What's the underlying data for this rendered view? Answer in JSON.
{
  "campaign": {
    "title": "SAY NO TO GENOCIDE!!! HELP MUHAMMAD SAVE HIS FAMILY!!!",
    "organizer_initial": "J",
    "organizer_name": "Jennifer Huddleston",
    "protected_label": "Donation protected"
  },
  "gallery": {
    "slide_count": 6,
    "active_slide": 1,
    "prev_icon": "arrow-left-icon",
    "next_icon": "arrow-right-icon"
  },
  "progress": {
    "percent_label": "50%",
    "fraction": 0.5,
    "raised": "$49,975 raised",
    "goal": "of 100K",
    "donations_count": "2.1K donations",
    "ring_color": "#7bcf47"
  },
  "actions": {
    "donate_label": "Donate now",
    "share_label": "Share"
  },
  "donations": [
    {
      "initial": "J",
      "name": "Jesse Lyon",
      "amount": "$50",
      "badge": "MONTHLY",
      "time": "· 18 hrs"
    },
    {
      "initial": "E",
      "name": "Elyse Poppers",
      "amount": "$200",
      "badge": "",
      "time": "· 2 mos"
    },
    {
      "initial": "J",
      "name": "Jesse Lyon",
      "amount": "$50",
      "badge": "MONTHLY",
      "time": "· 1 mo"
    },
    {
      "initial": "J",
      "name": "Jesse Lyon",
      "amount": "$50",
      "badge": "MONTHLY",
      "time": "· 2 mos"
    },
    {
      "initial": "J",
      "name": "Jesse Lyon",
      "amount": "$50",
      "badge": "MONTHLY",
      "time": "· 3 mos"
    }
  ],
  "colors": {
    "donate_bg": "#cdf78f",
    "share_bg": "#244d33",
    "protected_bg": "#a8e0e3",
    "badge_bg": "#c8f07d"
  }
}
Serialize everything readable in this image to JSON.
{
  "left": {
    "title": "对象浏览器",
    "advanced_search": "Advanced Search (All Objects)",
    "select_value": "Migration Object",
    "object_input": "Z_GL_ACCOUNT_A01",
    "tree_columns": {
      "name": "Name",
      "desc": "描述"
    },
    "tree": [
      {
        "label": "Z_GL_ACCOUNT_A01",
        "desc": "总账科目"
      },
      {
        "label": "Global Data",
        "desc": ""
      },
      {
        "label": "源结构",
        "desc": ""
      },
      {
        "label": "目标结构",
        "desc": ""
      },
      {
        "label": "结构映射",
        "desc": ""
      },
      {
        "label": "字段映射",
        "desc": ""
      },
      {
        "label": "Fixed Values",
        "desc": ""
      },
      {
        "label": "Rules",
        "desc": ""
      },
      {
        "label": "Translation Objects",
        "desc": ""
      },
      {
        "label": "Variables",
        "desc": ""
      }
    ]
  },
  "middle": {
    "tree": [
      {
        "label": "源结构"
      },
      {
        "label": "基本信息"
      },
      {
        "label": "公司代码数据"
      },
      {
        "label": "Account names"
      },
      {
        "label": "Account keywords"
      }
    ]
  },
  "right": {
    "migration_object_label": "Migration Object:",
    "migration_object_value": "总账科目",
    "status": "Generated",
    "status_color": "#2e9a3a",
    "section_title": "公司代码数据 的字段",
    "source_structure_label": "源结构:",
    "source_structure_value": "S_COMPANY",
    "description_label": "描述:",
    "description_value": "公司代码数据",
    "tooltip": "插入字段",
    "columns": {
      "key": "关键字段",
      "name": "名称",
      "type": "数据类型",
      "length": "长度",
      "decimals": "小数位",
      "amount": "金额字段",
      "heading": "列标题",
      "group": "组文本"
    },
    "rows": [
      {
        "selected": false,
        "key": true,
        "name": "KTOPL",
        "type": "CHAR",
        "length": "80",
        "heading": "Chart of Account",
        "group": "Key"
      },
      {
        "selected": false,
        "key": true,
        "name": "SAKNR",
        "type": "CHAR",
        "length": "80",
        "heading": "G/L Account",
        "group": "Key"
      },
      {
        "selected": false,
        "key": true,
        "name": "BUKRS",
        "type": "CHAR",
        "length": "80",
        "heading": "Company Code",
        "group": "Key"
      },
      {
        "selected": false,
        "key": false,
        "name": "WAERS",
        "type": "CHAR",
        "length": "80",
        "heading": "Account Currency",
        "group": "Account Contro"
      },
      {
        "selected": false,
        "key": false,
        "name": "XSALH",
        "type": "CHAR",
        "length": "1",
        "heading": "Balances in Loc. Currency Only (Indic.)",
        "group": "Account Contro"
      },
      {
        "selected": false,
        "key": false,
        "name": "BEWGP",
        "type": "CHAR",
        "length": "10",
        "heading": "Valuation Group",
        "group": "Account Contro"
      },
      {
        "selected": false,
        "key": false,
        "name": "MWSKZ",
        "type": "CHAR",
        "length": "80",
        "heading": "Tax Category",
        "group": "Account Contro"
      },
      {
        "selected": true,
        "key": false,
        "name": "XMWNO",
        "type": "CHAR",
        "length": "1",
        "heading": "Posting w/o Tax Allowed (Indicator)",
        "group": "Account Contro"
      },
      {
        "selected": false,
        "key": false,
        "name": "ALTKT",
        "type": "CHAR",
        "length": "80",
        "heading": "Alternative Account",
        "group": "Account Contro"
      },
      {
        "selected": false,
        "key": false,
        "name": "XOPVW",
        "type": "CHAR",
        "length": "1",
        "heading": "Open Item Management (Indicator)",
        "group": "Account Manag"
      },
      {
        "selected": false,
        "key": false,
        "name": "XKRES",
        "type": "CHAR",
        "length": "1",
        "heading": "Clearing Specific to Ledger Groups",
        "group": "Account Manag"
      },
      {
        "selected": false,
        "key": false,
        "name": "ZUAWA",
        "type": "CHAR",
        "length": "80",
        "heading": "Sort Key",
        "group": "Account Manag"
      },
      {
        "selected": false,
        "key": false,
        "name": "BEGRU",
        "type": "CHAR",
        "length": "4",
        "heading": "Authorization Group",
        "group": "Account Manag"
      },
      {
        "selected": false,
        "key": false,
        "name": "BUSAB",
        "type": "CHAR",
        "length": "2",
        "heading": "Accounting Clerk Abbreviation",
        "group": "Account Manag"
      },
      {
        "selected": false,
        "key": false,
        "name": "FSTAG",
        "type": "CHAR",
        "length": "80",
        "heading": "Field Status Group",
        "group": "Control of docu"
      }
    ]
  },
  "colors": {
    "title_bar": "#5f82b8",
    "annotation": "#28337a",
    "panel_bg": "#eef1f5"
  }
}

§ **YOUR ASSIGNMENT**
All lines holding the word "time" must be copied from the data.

§ **YOUR RESPONSE**
      "time": "· 18 hrs"
      "time": "· 2 mos"
      "time": "· 1 mo"
      "time": "· 2 mos"
      "time": "· 3 mos"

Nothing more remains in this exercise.